● **To do**
Type out each record word for word. Pictures stay out.

● **Supplied entries**
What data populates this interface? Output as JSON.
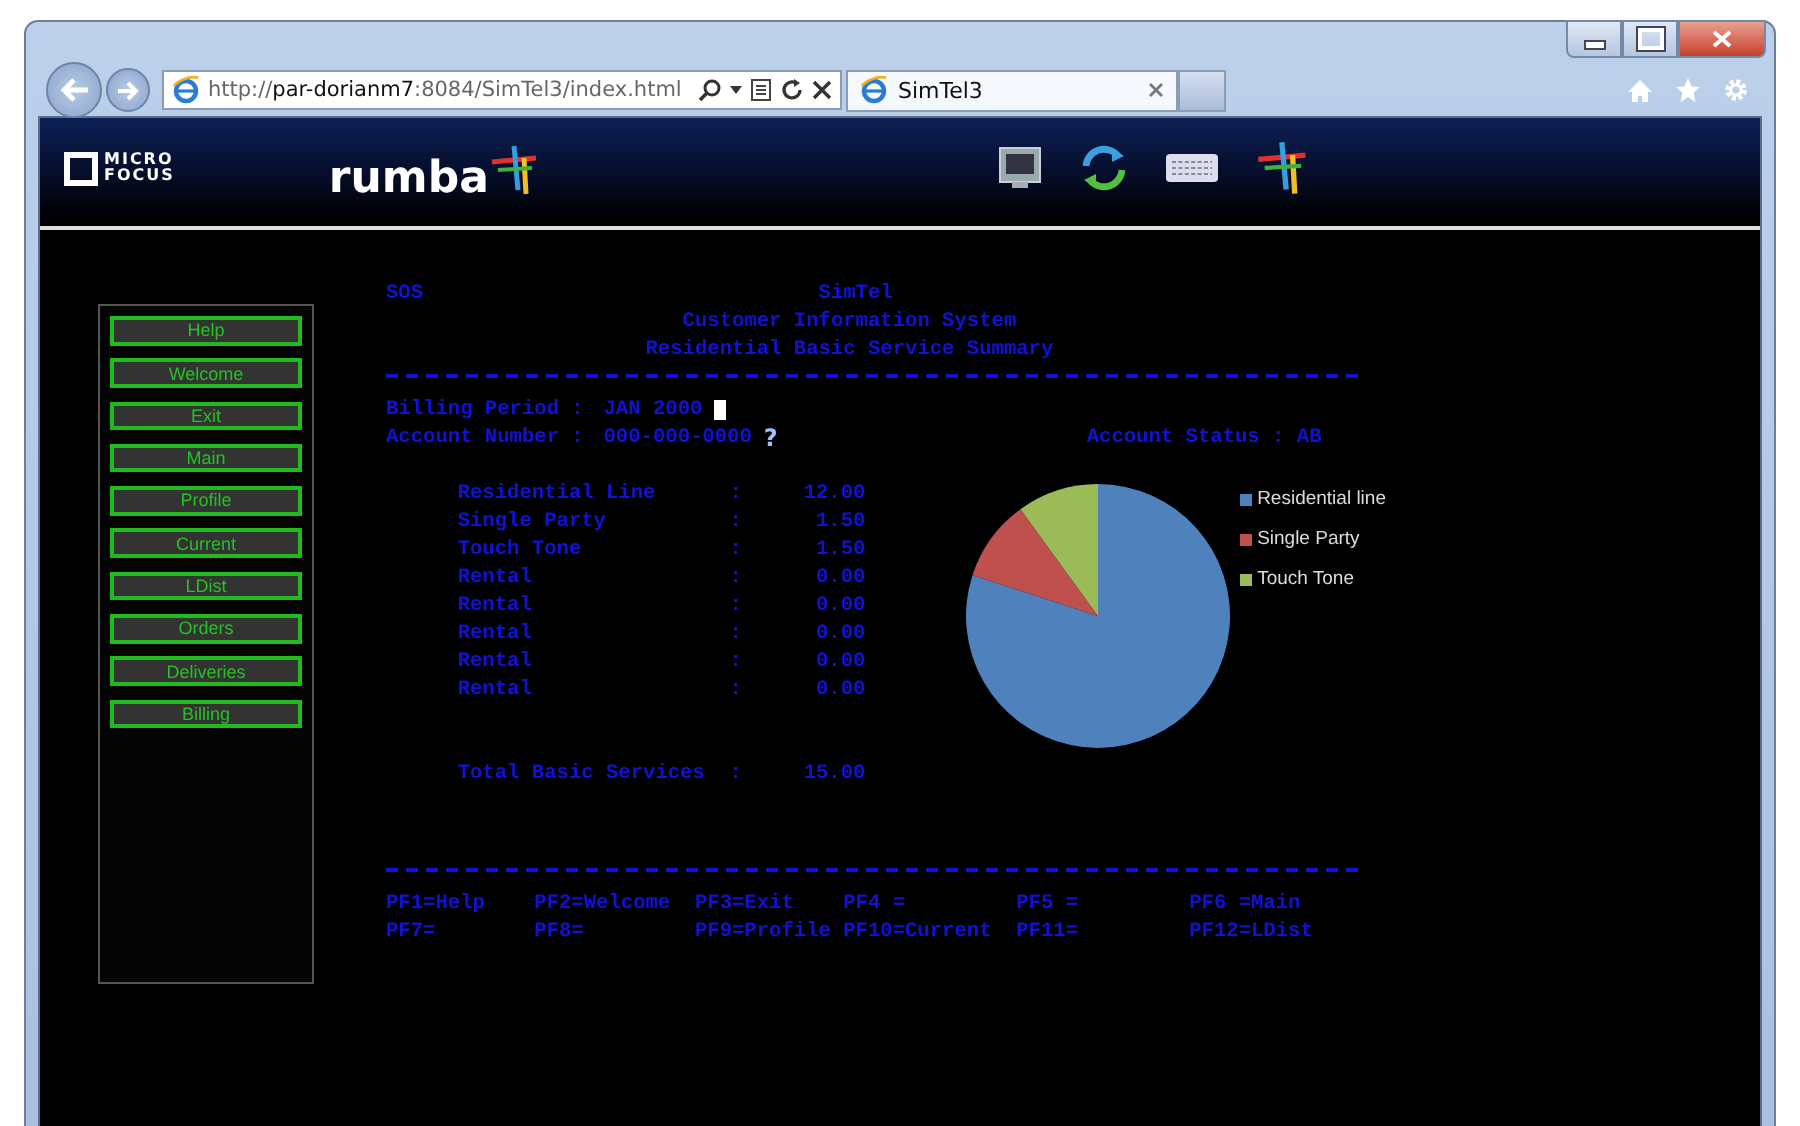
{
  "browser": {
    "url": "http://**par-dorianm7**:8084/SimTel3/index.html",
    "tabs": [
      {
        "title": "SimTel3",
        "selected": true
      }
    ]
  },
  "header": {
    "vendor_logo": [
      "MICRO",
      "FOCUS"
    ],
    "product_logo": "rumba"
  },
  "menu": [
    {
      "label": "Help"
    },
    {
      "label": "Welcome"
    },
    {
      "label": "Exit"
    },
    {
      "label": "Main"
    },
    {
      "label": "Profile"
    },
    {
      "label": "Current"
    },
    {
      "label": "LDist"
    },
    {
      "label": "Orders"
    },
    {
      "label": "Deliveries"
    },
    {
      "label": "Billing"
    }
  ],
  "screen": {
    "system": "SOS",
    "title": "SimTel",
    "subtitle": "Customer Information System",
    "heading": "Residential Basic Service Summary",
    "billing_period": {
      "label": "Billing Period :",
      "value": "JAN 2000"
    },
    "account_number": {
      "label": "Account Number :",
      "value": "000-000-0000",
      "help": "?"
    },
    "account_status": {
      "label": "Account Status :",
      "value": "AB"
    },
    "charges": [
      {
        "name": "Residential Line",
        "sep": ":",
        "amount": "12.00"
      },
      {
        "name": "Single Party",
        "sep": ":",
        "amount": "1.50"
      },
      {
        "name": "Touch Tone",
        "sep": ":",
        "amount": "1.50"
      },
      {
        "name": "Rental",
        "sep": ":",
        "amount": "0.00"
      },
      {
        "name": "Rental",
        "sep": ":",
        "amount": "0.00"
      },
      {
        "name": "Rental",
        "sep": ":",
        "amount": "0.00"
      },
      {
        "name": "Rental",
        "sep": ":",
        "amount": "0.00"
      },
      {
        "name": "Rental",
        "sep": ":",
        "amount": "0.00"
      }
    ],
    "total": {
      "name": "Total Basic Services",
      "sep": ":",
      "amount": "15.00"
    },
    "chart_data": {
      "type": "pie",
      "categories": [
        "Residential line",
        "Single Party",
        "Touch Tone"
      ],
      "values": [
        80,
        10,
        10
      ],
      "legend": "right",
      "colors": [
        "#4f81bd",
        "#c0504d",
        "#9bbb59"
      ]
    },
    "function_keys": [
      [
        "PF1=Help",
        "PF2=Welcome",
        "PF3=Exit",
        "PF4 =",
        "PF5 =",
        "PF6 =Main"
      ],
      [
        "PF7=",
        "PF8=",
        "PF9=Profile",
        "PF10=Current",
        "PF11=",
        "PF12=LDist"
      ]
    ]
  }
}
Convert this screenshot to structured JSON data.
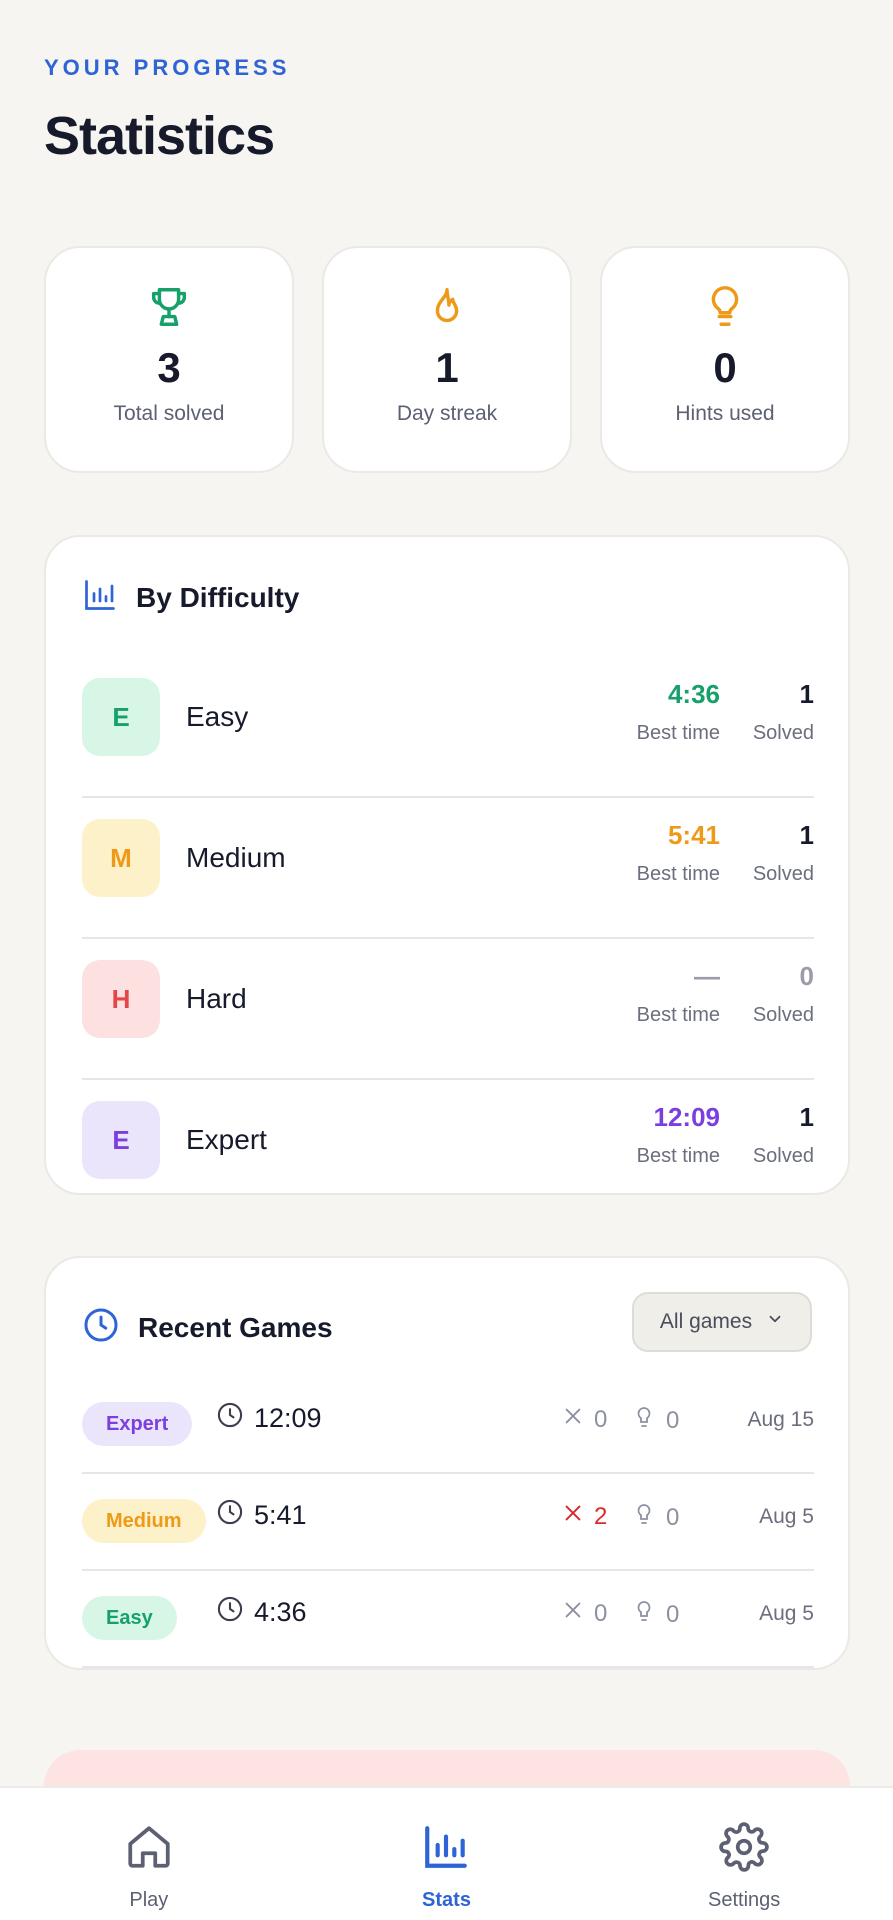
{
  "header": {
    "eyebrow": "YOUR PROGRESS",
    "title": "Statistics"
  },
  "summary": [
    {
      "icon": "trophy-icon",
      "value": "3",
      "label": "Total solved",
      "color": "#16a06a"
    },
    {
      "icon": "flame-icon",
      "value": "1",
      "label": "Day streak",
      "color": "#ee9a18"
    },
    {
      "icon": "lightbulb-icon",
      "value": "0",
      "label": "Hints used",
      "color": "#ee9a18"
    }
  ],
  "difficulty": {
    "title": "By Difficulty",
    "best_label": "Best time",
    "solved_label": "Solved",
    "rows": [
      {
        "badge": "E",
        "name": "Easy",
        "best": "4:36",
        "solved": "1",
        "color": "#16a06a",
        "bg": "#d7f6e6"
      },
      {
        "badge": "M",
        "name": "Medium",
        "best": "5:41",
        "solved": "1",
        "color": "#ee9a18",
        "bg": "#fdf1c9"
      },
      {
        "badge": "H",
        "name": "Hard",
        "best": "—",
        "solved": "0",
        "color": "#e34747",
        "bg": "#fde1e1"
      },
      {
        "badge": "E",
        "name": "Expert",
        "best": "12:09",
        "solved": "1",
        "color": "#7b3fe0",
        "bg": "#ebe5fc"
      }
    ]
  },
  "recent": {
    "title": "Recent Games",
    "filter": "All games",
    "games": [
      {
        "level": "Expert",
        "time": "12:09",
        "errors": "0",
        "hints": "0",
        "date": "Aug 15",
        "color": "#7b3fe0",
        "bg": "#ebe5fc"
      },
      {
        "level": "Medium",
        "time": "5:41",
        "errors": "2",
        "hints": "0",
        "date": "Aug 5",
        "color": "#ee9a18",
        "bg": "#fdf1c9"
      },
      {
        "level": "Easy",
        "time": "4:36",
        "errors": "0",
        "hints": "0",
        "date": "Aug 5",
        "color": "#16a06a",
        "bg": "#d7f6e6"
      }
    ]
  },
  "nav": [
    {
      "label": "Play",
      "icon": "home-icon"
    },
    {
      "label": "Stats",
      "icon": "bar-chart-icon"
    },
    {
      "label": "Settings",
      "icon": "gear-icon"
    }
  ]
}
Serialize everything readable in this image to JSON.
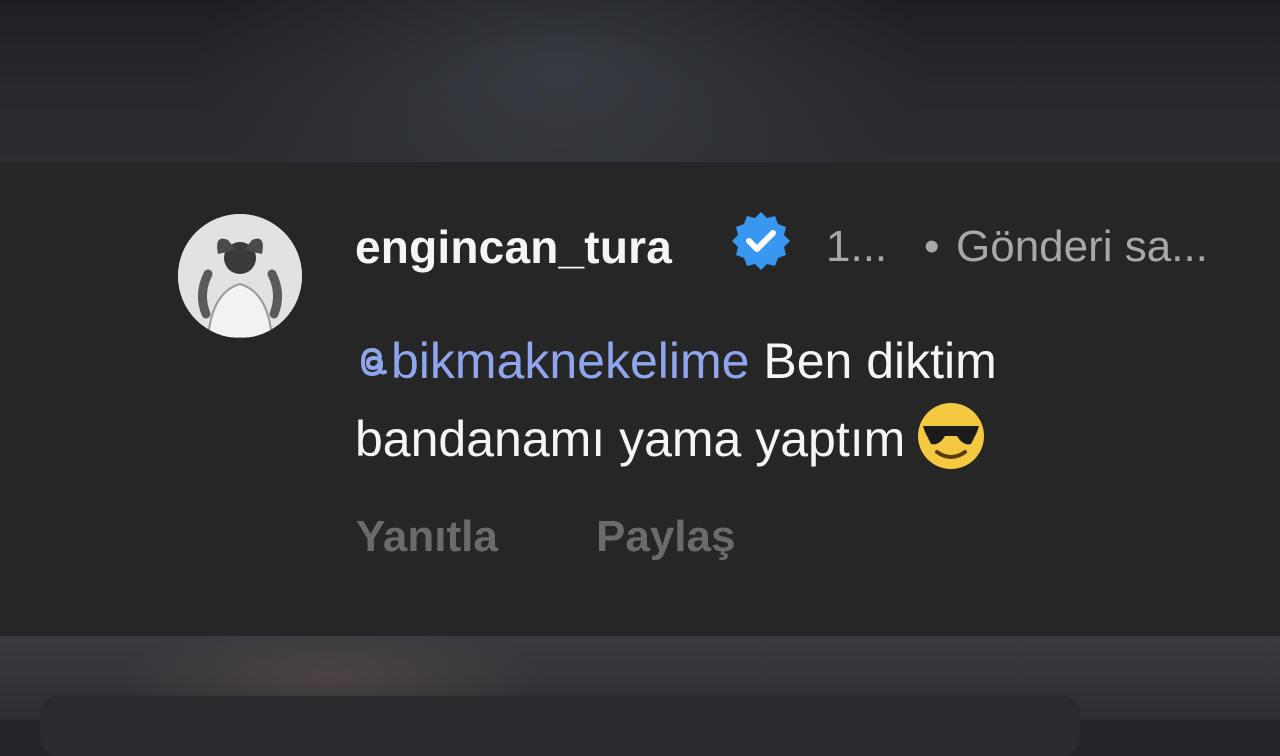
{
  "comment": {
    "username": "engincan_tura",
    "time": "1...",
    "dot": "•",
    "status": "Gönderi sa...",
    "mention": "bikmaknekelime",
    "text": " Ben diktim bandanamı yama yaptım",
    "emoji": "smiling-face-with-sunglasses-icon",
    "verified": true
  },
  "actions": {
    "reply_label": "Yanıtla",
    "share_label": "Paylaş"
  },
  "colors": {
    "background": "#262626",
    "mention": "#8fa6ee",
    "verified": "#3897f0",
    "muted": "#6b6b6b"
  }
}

● **Exercise result**
What data populates this interface? Output as JSON.
{
  "browser": {
    "url": "http://**par-dorianm7**:8084/SimTel3/index.html",
    "tabs": [
      {
        "title": "SimTel3",
        "selected": true
      }
    ]
  },
  "header": {
    "vendor_logo": [
      "MICRO",
      "FOCUS"
    ],
    "product_logo": "rumba"
  },
  "menu": [
    {
      "label": "Help"
    },
    {
      "label": "Welcome"
    },
    {
      "label": "Exit"
    },
    {
      "label": "Main"
    },
    {
      "label": "Profile"
    },
    {
      "label": "Current"
    },
    {
      "label": "LDist"
    },
    {
      "label": "Orders"
    },
    {
      "label": "Deliveries"
    },
    {
      "label": "Billing"
    }
  ],
  "screen": {
    "system": "SOS",
    "title": "SimTel",
    "subtitle": "Customer Information System",
    "heading": "Residential Basic Service Summary",
    "billing_period": {
      "label": "Billing Period :",
      "value": "JAN 2000"
    },
    "account_number": {
      "label": "Account Number :",
      "value": "000-000-0000",
      "help": "?"
    },
    "account_status": {
      "label": "Account Status :",
      "value": "AB"
    },
    "charges": [
      {
        "name": "Residential Line",
        "sep": ":",
        "amount": "12.00"
      },
      {
        "name": "Single Party",
        "sep": ":",
        "amount": "1.50"
      },
      {
        "name": "Touch Tone",
        "sep": ":",
        "amount": "1.50"
      },
      {
        "name": "Rental",
        "sep": ":",
        "amount": "0.00"
      },
      {
        "name": "Rental",
        "sep": ":",
        "amount": "0.00"
      },
      {
        "name": "Rental",
        "sep": ":",
        "amount": "0.00"
      },
      {
        "name": "Rental",
        "sep": ":",
        "amount": "0.00"
      },
      {
        "name": "Rental",
        "sep": ":",
        "amount": "0.00"
      }
    ],
    "total": {
      "name": "Total Basic Services",
      "sep": ":",
      "amount": "15.00"
    },
    "chart_data": {
      "type": "pie",
      "categories": [
        "Residential line",
        "Single Party",
        "Touch Tone"
      ],
      "values": [
        80,
        10,
        10
      ],
      "legend": "right",
      "colors": [
        "#4f81bd",
        "#c0504d",
        "#9bbb59"
      ]
    },
    "function_keys": [
      [
        "PF1=Help",
        "PF2=Welcome",
        "PF3=Exit",
        "PF4 =",
        "PF5 =",
        "PF6 =Main"
      ],
      [
        "PF7=",
        "PF8=",
        "PF9=Profile",
        "PF10=Current",
        "PF11=",
        "PF12=LDist"
      ]
    ]
  }
}
Convert this screenshot to structured JSON data.
{
  "header": {
    "eyebrow": "YOUR PROGRESS",
    "title": "Statistics"
  },
  "summary": [
    {
      "icon": "trophy-icon",
      "value": "3",
      "label": "Total solved",
      "color": "#16a06a"
    },
    {
      "icon": "flame-icon",
      "value": "1",
      "label": "Day streak",
      "color": "#ee9a18"
    },
    {
      "icon": "lightbulb-icon",
      "value": "0",
      "label": "Hints used",
      "color": "#ee9a18"
    }
  ],
  "difficulty": {
    "title": "By Difficulty",
    "best_label": "Best time",
    "solved_label": "Solved",
    "rows": [
      {
        "badge": "E",
        "name": "Easy",
        "best": "4:36",
        "solved": "1",
        "color": "#16a06a",
        "bg": "#d7f6e6"
      },
      {
        "badge": "M",
        "name": "Medium",
        "best": "5:41",
        "solved": "1",
        "color": "#ee9a18",
        "bg": "#fdf1c9"
      },
      {
        "badge": "H",
        "name": "Hard",
        "best": "—",
        "solved": "0",
        "color": "#e34747",
        "bg": "#fde1e1"
      },
      {
        "badge": "E",
        "name": "Expert",
        "best": "12:09",
        "solved": "1",
        "color": "#7b3fe0",
        "bg": "#ebe5fc"
      }
    ]
  },
  "recent": {
    "title": "Recent Games",
    "filter": "All games",
    "games": [
      {
        "level": "Expert",
        "time": "12:09",
        "errors": "0",
        "hints": "0",
        "date": "Aug 15",
        "color": "#7b3fe0",
        "bg": "#ebe5fc"
      },
      {
        "level": "Medium",
        "time": "5:41",
        "errors": "2",
        "hints": "0",
        "date": "Aug 5",
        "color": "#ee9a18",
        "bg": "#fdf1c9"
      },
      {
        "level": "Easy",
        "time": "4:36",
        "errors": "0",
        "hints": "0",
        "date": "Aug 5",
        "color": "#16a06a",
        "bg": "#d7f6e6"
      }
    ]
  },
  "nav": [
    {
      "label": "Play",
      "icon": "home-icon"
    },
    {
      "label": "Stats",
      "icon": "bar-chart-icon"
    },
    {
      "label": "Settings",
      "icon": "gear-icon"
    }
  ]
}
Serialize everything readable in this image to JSON.
{
  "comment": {
    "username": "engincan_tura",
    "time": "1...",
    "dot": "•",
    "status": "Gönderi sa...",
    "mention": "bikmaknekelime",
    "text": " Ben diktim bandanamı yama yaptım",
    "emoji": "smiling-face-with-sunglasses-icon",
    "verified": true
  },
  "actions": {
    "reply_label": "Yanıtla",
    "share_label": "Paylaş"
  },
  "colors": {
    "background": "#262626",
    "mention": "#8fa6ee",
    "verified": "#3897f0",
    "muted": "#6b6b6b"
  }
}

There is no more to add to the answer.